A while ago I wrote about data security on my academic site. I believe data security to be of huge significance in academia and beyond: protecting significant quantities of sensitive data about ourselves and others is – or should be – an important part of what we all do now.
Collaborative tools like Dropbox can be very helpful in our work with others. Dropbox appears to offer reasonably secure ways of sharing specific folders or files with different people, and provided good passwords are used, most people will assume their data is pretty secure, somewhere “up there in the cloud” (actually, very much down on earth, on Dropbox’s computers…). Of course, if you use any kind of online service these days you may expect there to be data leaks. Dropbox, for example, “lost” 68 million user details in 2012, and recently asked users to change passwords as a result. So if you changed your password, all should be well and you can carry on using Dropbox, yes…?
No. Looking into it in more detail, I see that not only does Dropbox not encrypt data with keys that you create before sending your files to their computers (I gather this is why Edward Snowden advised against using Dropbox), if you have their desktop version installed on your Apple Mac, you are opening your computer to all kinds of vulnerabilities. This is because Dropbox installs itself as a permanent rootkit in your computer without telling you it is doing so. I was alerted to this a couple of days ago by a couple of tweets (1, 2) and then began to see a lot more (maybe Dropbox do this on Windows and other systems too but nobody’s found out about it yet, who knows?)
Even if you trust Dropbox not to take control of your computer (and I don’t see why you should, given they tricked you into giving them that possibility!), anyone who discovers or creates a vulnerability in Dropbox’s software now appears to have an open door to your computer – and if Dropbox can lose 68 million user details, why would you assume they’re particularly good at security?
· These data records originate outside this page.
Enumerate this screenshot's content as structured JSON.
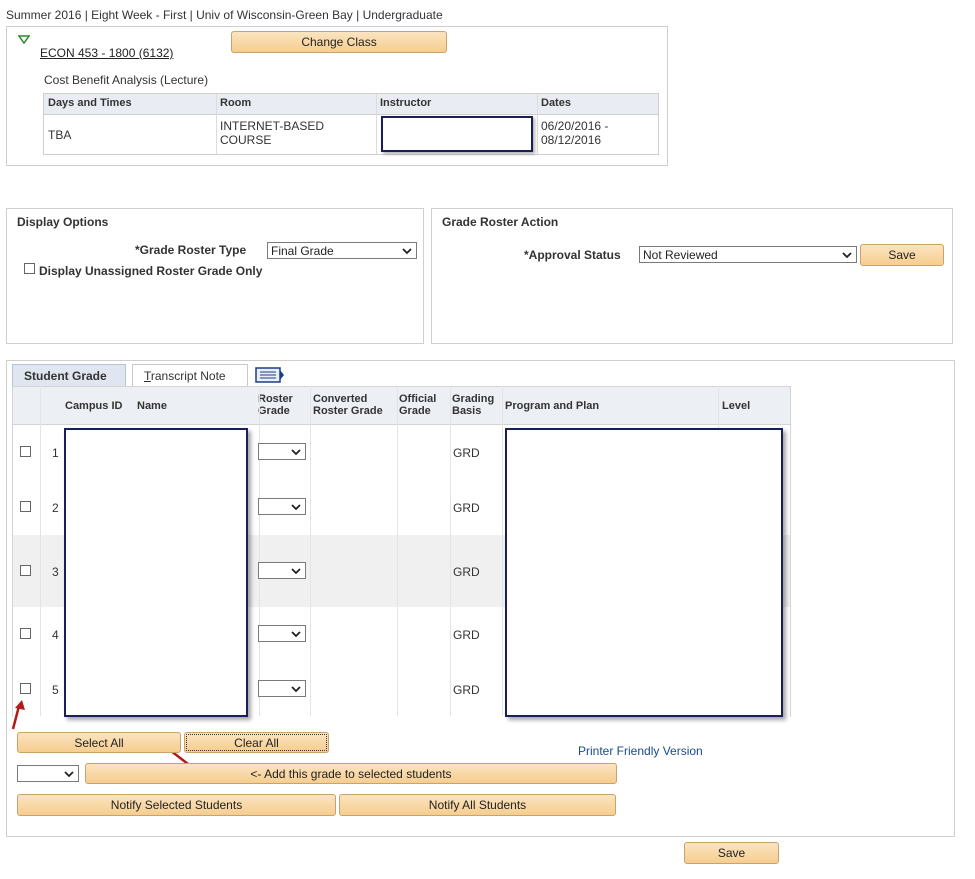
{
  "term_line": "Summer 2016 | Eight Week - First | Univ of Wisconsin-Green Bay | Undergraduate",
  "class_section": {
    "course_link": "ECON 453 - 1800 (6132)",
    "change_class_label": "Change Class",
    "description": "Cost Benefit Analysis (Lecture)",
    "columns": [
      "Days and Times",
      "Room",
      "Instructor",
      "Dates"
    ],
    "row": {
      "days_times": "TBA",
      "room_line1": "INTERNET-BASED",
      "room_line2": "COURSE",
      "instructor": "",
      "dates_line1": "06/20/2016 -",
      "dates_line2": "08/12/2016"
    }
  },
  "display_options": {
    "title": "Display Options",
    "roster_type_label": "*Grade Roster Type",
    "roster_type_value": "Final Grade",
    "unassigned_label": "Display Unassigned Roster Grade Only"
  },
  "roster_action": {
    "title": "Grade Roster Action",
    "approval_label": "*Approval Status",
    "approval_value": "Not Reviewed",
    "save_label": "Save"
  },
  "tabs": {
    "student_grade": "Student Grade",
    "transcript_note_prefix": "T",
    "transcript_note_rest": "ranscript Note"
  },
  "grid": {
    "headers": {
      "campus_id": "Campus ID",
      "name": "Name",
      "roster_grade_1": "Roster",
      "roster_grade_2": "Grade",
      "converted_1": "Converted",
      "converted_2": "Roster Grade",
      "official_1": "Official",
      "official_2": "Grade",
      "grading_1": "Grading",
      "grading_2": "Basis",
      "program_plan": "Program and Plan",
      "level": "Level"
    },
    "rows": [
      {
        "num": "1",
        "basis": "GRD"
      },
      {
        "num": "2",
        "basis": "GRD"
      },
      {
        "num": "3",
        "basis": "GRD"
      },
      {
        "num": "4",
        "basis": "GRD"
      },
      {
        "num": "5",
        "basis": "GRD"
      }
    ]
  },
  "actions": {
    "select_all": "Select All",
    "clear_all": "Clear All",
    "printer_friendly": "Printer Friendly Version",
    "add_grade": "<- Add this grade to selected students",
    "notify_selected": "Notify Selected Students",
    "notify_all": "Notify All Students",
    "save": "Save"
  },
  "colors": {
    "button_bg": "#f6cd8f",
    "link_blue": "#1a4a8a",
    "arrow_red": "#b01c1c",
    "redaction_border": "#1a1f5c"
  }
}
Anything and everything you do on your computer could be at risk. For details on this problem, I recommend the following two postings (and many of the comments are worth reading too):
- 28. July 2016: revealing Dropbox’s dirty little security hack
- 29. August 2016: discovering how Dropbox hacks your mac
Even if talk of hashtags and algorithms sends you to sleep, the key thing to note is Dropbox’s “explanation” for their actions; it is also highlighted on the second of these two links. Dropbox claim they:
need to request all the permissions we need or even may need in the future.
The problem is, they never ask their users if they could have permission to control all these permissions now and in perpetuity. Instead, Dropbox appear to have tricked users by using inappropriate dialogue boxes to gain this access, making it look as if users were giving their permission for something else.
In my book, this is an unforgivable breach of trust. I find myself asking why I should trust Dropbox with anything, if they deceive me into giving them control over my system?
What to do?
I’d suggest uninstalling Dropbox as soon as possible, and if you must still use it (for sharing with colleagues, for example), then just do so via the web interface. It is very simple to remove it from your Mac:
- move any files you want to take off Dropbox to somewhere on your computer
- follow the instructions on the Dropbox website to uninstall their desktop interface
- if your level of trust in Dropbox is the same as mine after reading all this, you might also want to remove permission for links to your Dropbox data, and then also delete the Dropbox apps on your tablet/mobile.
Then you might want to start looking for secure alternatives to Dropbox…